[DATA EXTRACT — start]

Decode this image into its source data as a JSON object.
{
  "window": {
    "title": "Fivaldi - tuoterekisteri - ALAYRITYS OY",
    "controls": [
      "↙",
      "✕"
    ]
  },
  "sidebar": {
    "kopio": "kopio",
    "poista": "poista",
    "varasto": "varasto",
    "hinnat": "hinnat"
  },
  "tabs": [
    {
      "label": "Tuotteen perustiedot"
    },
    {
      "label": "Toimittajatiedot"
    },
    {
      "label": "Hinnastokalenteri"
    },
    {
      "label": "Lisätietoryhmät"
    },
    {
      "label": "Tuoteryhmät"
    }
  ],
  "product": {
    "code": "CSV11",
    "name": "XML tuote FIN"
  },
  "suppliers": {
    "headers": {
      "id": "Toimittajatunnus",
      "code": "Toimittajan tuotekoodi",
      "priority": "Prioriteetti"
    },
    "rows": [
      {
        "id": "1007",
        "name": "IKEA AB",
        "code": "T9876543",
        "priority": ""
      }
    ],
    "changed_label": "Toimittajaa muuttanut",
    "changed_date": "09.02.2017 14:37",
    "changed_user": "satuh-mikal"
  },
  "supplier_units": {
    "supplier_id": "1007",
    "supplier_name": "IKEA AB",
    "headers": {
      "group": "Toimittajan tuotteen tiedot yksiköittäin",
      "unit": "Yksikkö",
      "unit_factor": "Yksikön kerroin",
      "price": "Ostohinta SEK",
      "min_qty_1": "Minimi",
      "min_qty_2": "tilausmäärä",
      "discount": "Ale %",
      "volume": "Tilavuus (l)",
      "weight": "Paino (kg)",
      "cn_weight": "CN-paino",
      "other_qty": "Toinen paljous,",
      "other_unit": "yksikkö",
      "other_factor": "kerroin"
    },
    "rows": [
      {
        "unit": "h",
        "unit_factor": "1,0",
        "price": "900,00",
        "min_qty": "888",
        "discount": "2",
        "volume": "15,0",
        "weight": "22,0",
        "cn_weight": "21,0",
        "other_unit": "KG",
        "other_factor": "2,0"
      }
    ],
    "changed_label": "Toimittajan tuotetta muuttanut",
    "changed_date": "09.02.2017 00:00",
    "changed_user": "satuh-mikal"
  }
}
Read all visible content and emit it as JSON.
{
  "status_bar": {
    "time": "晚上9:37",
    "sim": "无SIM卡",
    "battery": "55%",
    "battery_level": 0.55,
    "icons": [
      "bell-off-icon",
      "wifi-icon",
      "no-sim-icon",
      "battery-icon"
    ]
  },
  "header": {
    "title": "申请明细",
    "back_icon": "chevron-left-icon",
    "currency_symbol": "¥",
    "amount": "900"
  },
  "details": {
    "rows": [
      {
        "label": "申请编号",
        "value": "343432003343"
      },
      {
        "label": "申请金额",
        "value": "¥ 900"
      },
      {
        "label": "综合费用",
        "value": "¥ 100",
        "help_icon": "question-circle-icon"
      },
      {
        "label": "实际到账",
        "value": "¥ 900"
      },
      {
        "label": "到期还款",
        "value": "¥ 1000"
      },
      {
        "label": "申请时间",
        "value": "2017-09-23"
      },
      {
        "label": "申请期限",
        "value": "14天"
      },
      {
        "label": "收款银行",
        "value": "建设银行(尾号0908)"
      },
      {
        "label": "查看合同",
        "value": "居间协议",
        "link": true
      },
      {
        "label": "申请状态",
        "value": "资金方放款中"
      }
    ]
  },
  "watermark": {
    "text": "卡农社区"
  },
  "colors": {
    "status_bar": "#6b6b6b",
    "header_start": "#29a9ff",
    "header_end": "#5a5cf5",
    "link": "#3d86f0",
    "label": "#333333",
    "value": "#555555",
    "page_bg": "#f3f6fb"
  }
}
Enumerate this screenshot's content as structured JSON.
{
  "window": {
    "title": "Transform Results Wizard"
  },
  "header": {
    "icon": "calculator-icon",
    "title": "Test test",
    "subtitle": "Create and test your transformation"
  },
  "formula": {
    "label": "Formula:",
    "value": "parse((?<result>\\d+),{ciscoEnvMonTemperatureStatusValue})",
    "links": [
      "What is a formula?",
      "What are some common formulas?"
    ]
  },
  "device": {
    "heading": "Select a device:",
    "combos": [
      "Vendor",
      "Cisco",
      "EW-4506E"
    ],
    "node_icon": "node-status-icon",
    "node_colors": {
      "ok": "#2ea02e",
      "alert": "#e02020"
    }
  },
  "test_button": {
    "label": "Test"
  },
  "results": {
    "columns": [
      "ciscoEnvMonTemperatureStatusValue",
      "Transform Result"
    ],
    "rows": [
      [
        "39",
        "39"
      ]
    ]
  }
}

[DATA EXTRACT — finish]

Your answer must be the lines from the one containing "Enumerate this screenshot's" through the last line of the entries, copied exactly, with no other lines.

- _WRITTEN SOLUTION_:
Enumerate this screenshot's content as structured JSON.
{
  "window": {
    "title": "Transform Results Wizard"
  },
  "header": {
    "icon": "calculator-icon",
    "title": "Test test",
    "subtitle": "Create and test your transformation"
  },
  "formula": {
    "label": "Formula:",
    "value": "parse((?<result>\\d+),{ciscoEnvMonTemperatureStatusValue})",
    "links": [
      "What is a formula?",
      "What are some common formulas?"
    ]
  },
  "device": {
    "heading": "Select a device:",
    "combos": [
      "Vendor",
      "Cisco",
      "EW-4506E"
    ],
    "node_icon": "node-status-icon",
    "node_colors": {
      "ok": "#2ea02e",
      "alert": "#e02020"
    }
  },
  "test_button": {
    "label": "Test"
  },
  "results": {
    "columns": [
      "ciscoEnvMonTemperatureStatusValue",
      "Transform Result"
    ],
    "rows": [
      [
        "39",
        "39"
      ]
    ]
  }
}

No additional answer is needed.